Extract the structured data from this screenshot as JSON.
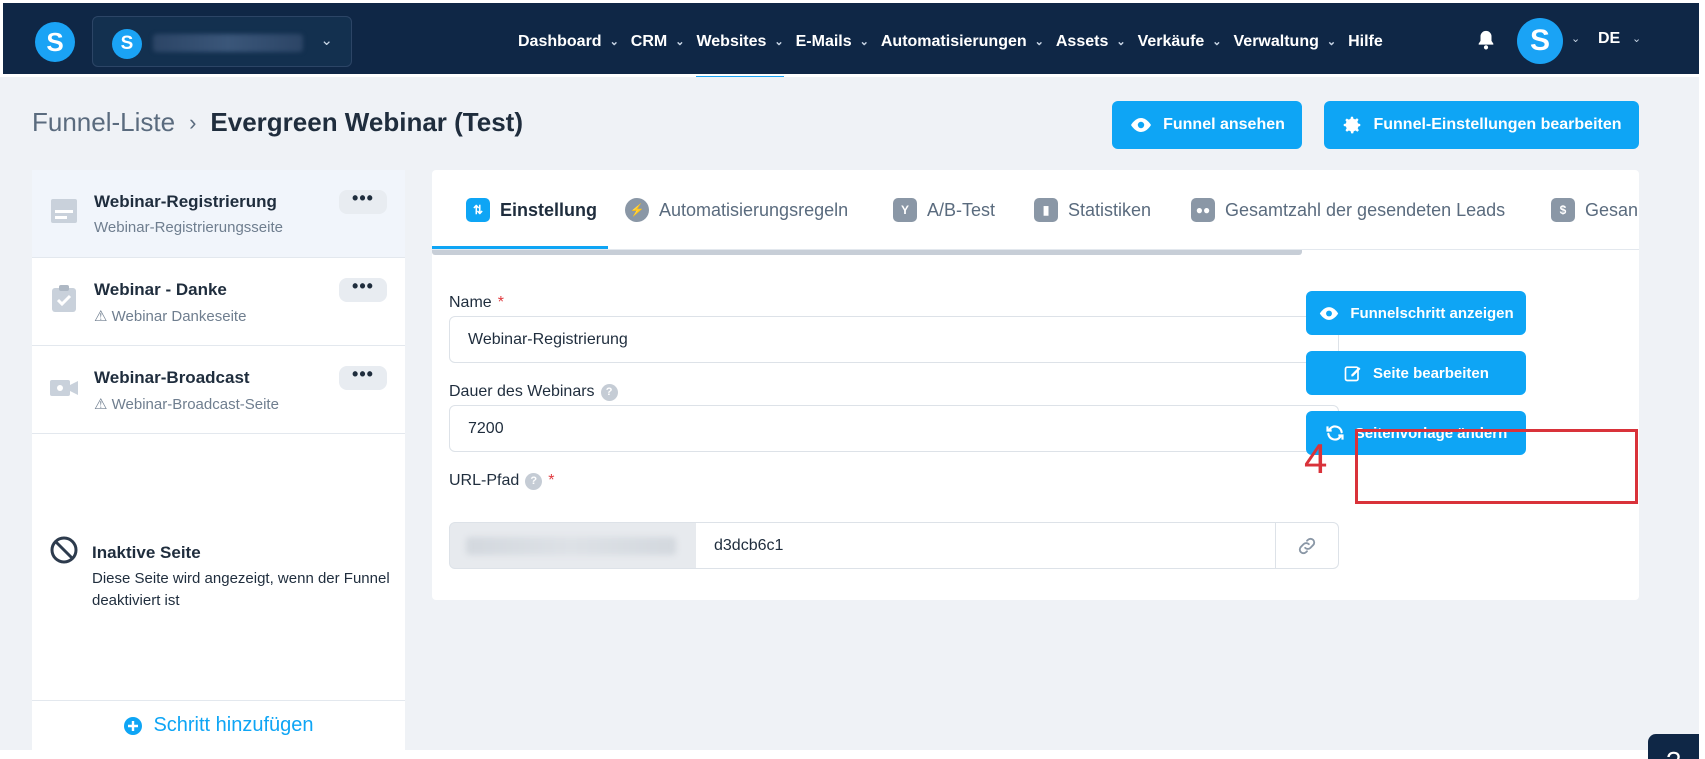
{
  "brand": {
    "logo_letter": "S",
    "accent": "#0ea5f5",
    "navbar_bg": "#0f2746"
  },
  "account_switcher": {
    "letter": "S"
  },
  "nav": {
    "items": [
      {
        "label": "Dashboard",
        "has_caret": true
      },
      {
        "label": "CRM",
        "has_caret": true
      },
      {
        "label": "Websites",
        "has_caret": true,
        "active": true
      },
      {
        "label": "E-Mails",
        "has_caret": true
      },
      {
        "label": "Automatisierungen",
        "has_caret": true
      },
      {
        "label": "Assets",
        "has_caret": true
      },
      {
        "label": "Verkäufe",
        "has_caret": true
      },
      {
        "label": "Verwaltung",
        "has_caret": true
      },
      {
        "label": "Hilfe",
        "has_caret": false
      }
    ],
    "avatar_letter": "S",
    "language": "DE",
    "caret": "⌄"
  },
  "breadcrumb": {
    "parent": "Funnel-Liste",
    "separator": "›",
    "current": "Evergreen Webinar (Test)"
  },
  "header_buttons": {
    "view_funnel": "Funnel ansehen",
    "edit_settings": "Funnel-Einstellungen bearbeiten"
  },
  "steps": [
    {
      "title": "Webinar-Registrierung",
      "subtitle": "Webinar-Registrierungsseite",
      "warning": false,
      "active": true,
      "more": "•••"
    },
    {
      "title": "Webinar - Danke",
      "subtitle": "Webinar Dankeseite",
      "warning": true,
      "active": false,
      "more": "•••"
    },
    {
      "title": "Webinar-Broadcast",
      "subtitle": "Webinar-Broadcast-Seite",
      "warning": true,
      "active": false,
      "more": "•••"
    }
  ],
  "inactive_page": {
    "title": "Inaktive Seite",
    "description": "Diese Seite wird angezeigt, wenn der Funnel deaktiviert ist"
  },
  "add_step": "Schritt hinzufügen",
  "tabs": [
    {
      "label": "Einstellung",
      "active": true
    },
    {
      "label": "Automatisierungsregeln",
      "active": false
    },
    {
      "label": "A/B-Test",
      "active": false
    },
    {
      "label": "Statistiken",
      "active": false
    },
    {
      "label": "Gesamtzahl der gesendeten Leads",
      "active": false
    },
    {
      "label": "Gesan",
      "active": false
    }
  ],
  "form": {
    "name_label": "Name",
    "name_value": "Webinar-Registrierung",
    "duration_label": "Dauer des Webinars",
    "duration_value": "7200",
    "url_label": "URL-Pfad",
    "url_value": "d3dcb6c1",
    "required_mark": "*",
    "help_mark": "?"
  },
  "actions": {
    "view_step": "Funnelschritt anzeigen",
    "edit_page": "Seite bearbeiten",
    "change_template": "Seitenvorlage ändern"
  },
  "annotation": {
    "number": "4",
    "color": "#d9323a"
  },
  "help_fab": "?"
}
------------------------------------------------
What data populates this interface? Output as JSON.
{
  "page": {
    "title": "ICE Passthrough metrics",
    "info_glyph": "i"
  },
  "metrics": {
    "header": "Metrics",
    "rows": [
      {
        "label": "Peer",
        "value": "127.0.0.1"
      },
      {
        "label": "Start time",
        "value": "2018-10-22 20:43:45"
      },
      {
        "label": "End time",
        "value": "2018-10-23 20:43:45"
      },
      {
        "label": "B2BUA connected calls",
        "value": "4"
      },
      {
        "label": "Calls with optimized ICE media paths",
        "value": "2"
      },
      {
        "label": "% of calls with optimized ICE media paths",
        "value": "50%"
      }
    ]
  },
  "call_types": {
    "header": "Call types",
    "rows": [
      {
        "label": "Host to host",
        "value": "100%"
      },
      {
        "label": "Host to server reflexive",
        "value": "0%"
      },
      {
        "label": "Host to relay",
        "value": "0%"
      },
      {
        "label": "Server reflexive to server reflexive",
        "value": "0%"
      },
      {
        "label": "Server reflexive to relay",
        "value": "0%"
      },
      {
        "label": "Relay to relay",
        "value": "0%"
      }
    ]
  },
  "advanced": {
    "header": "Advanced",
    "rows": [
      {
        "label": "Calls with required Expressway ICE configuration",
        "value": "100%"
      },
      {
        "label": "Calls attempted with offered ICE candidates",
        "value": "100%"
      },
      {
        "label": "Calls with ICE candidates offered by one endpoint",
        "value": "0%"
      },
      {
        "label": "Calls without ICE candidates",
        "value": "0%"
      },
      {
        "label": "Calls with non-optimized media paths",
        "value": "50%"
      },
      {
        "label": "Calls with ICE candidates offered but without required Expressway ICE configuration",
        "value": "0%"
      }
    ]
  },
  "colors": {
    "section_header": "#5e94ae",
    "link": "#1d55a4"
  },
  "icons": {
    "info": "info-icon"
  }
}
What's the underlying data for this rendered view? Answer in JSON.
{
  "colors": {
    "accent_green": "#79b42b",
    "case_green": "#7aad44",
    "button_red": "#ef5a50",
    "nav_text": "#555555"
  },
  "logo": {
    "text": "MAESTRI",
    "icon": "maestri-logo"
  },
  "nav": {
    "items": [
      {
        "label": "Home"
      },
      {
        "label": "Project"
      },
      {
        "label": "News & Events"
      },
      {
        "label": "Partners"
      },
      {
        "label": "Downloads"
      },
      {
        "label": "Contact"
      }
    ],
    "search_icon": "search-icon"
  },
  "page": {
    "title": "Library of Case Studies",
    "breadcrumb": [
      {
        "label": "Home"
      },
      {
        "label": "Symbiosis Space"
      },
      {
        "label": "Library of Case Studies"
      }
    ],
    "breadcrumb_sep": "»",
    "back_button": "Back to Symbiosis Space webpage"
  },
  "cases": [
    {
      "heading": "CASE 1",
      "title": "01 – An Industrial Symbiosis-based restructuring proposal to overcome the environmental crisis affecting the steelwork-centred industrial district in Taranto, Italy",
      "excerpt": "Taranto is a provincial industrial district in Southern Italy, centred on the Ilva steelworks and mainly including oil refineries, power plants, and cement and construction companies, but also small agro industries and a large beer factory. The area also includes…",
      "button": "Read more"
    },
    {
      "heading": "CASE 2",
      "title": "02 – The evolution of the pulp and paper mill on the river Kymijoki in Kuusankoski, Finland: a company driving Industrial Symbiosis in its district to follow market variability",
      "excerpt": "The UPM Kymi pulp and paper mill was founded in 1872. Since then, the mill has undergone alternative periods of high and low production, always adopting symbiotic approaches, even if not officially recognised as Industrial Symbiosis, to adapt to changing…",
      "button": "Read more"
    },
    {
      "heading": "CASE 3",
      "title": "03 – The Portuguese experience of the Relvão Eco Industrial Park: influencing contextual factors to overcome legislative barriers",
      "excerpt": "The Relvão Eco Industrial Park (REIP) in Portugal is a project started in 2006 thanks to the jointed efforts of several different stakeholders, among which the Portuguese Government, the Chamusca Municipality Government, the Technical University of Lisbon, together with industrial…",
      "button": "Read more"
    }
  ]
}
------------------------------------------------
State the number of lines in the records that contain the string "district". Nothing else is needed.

3